Dataset rows describing interfaces
────────────────────
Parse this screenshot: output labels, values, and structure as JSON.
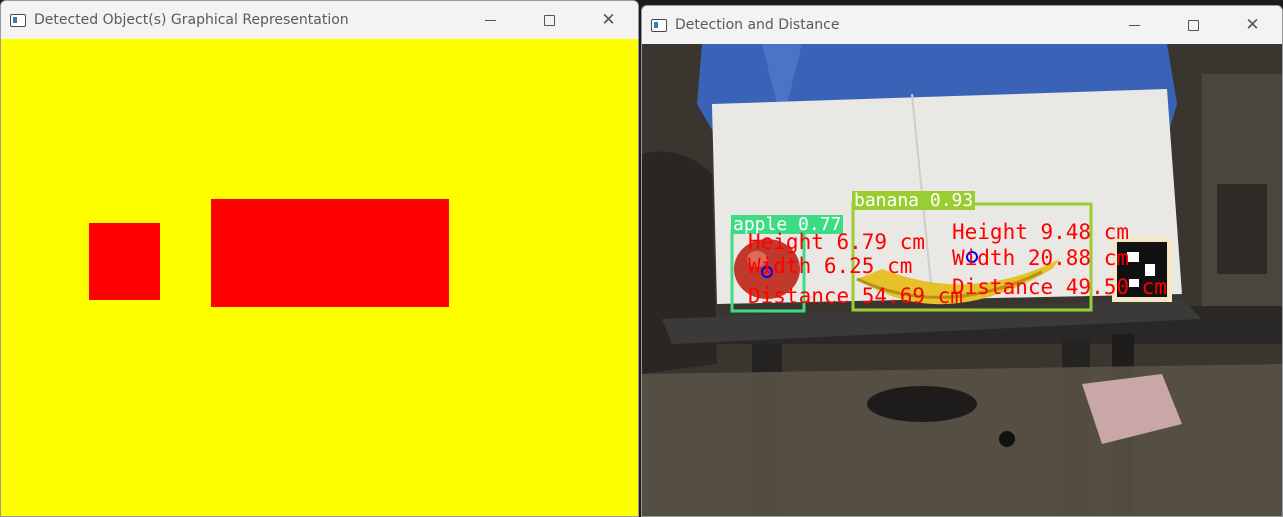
{
  "left_window": {
    "title": "Detected Object(s) Graphical Representation",
    "canvas_color": "#ffff00",
    "shape_color": "#ff0000",
    "close_glyph": "✕"
  },
  "right_window": {
    "title": "Detection and Distance",
    "close_glyph": "✕",
    "detections": [
      {
        "label": "apple 0.77",
        "box_color": "#3ddc84",
        "height": "Height 6.79 cm",
        "width": "Width 6.25 cm",
        "distance": "Distance 54.69 cm"
      },
      {
        "label": "banana 0.93",
        "box_color": "#9acd32",
        "height": "Height 9.48 cm",
        "width": "Width 20.88 cm",
        "distance": "Distance 49.50 cm"
      }
    ],
    "center_marker_color": "#0000ff"
  }
}
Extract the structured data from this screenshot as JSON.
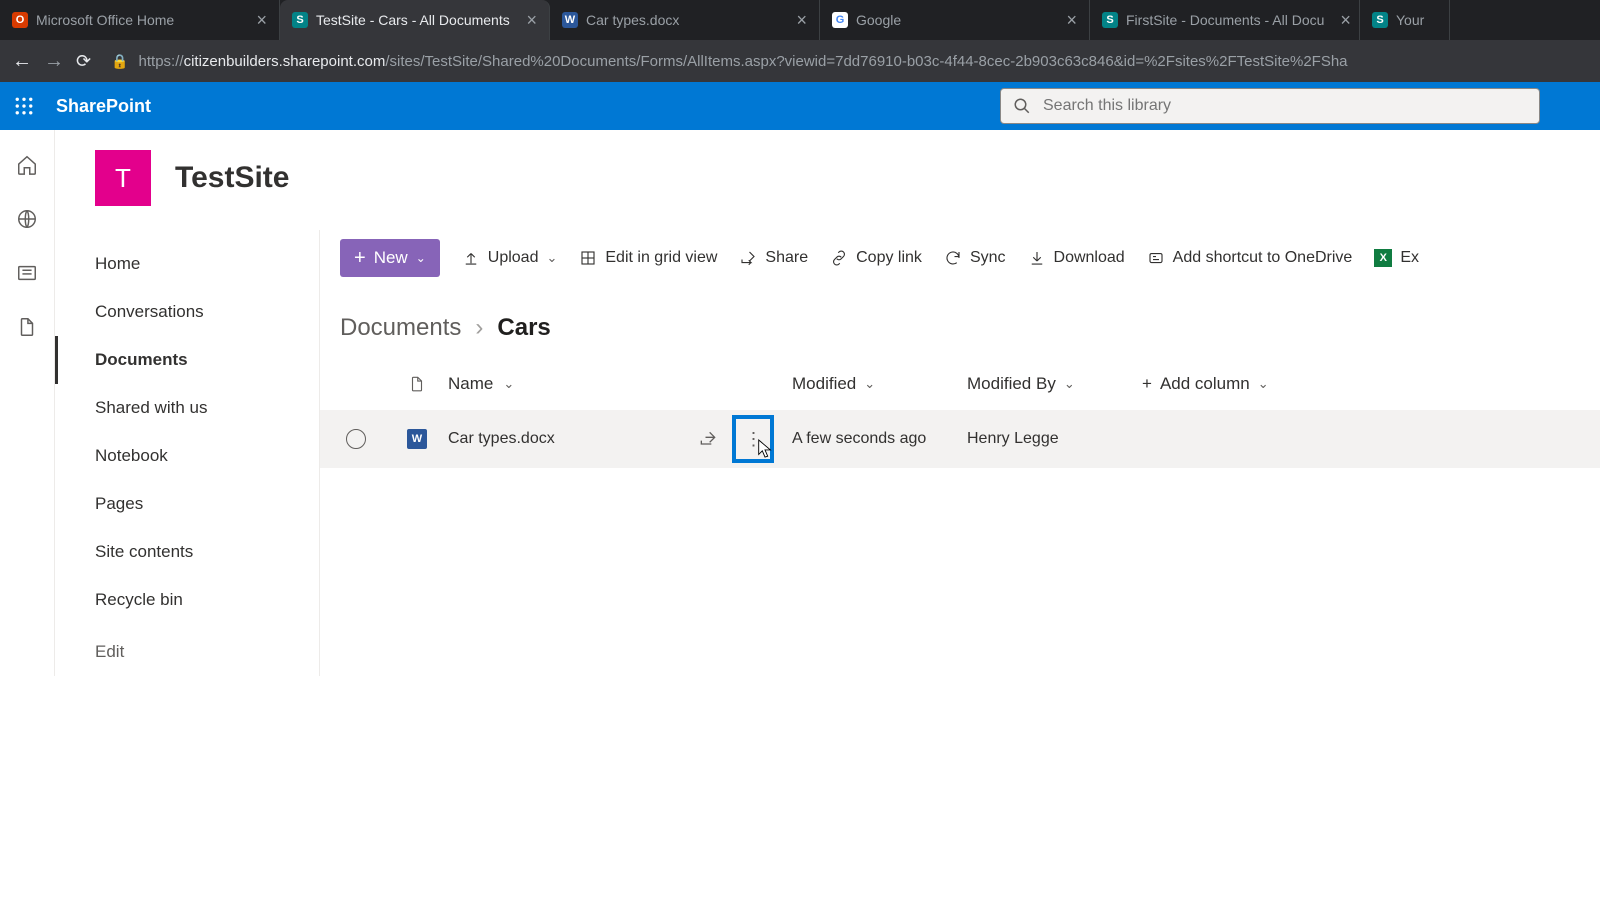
{
  "browser": {
    "tabs": [
      {
        "label": "Microsoft Office Home",
        "favicon_bg": "#d83b01",
        "favicon_text": "O"
      },
      {
        "label": "TestSite - Cars - All Documents",
        "favicon_bg": "#038387",
        "favicon_text": "S",
        "active": true
      },
      {
        "label": "Car types.docx",
        "favicon_bg": "#2b579a",
        "favicon_text": "W"
      },
      {
        "label": "Google",
        "favicon_bg": "#ffffff",
        "favicon_text": "G"
      },
      {
        "label": "FirstSite - Documents - All Docu",
        "favicon_bg": "#038387",
        "favicon_text": "S"
      },
      {
        "label": "Your",
        "favicon_bg": "#038387",
        "favicon_text": "S"
      }
    ],
    "url_host": "citizenbuilders.sharepoint.com",
    "url_path": "/sites/TestSite/Shared%20Documents/Forms/AllItems.aspx?viewid=7dd76910-b03c-4f44-8cec-2b903c63c846&id=%2Fsites%2FTestSite%2FSha"
  },
  "suite": {
    "product": "SharePoint",
    "search_placeholder": "Search this library"
  },
  "site": {
    "logo_letter": "T",
    "title": "TestSite"
  },
  "nav": {
    "items": [
      "Home",
      "Conversations",
      "Documents",
      "Shared with us",
      "Notebook",
      "Pages",
      "Site contents",
      "Recycle bin"
    ],
    "edit": "Edit",
    "selected_index": 2
  },
  "commands": {
    "new": "New",
    "upload": "Upload",
    "edit_grid": "Edit in grid view",
    "share": "Share",
    "copy_link": "Copy link",
    "sync": "Sync",
    "download": "Download",
    "shortcut": "Add shortcut to OneDrive",
    "export": "Ex"
  },
  "breadcrumb": {
    "root": "Documents",
    "leaf": "Cars"
  },
  "columns": {
    "name": "Name",
    "modified": "Modified",
    "modified_by": "Modified By",
    "add": "Add column"
  },
  "files": [
    {
      "name": "Car types.docx",
      "modified": "A few seconds ago",
      "modified_by": "Henry Legge"
    }
  ]
}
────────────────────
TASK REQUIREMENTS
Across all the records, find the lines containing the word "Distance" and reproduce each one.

RESULT FOR THIS TASK
    "title": "Detection and Distance",
        "distance": "Distance 54.69 cm"
        "distance": "Distance 49.50 cm"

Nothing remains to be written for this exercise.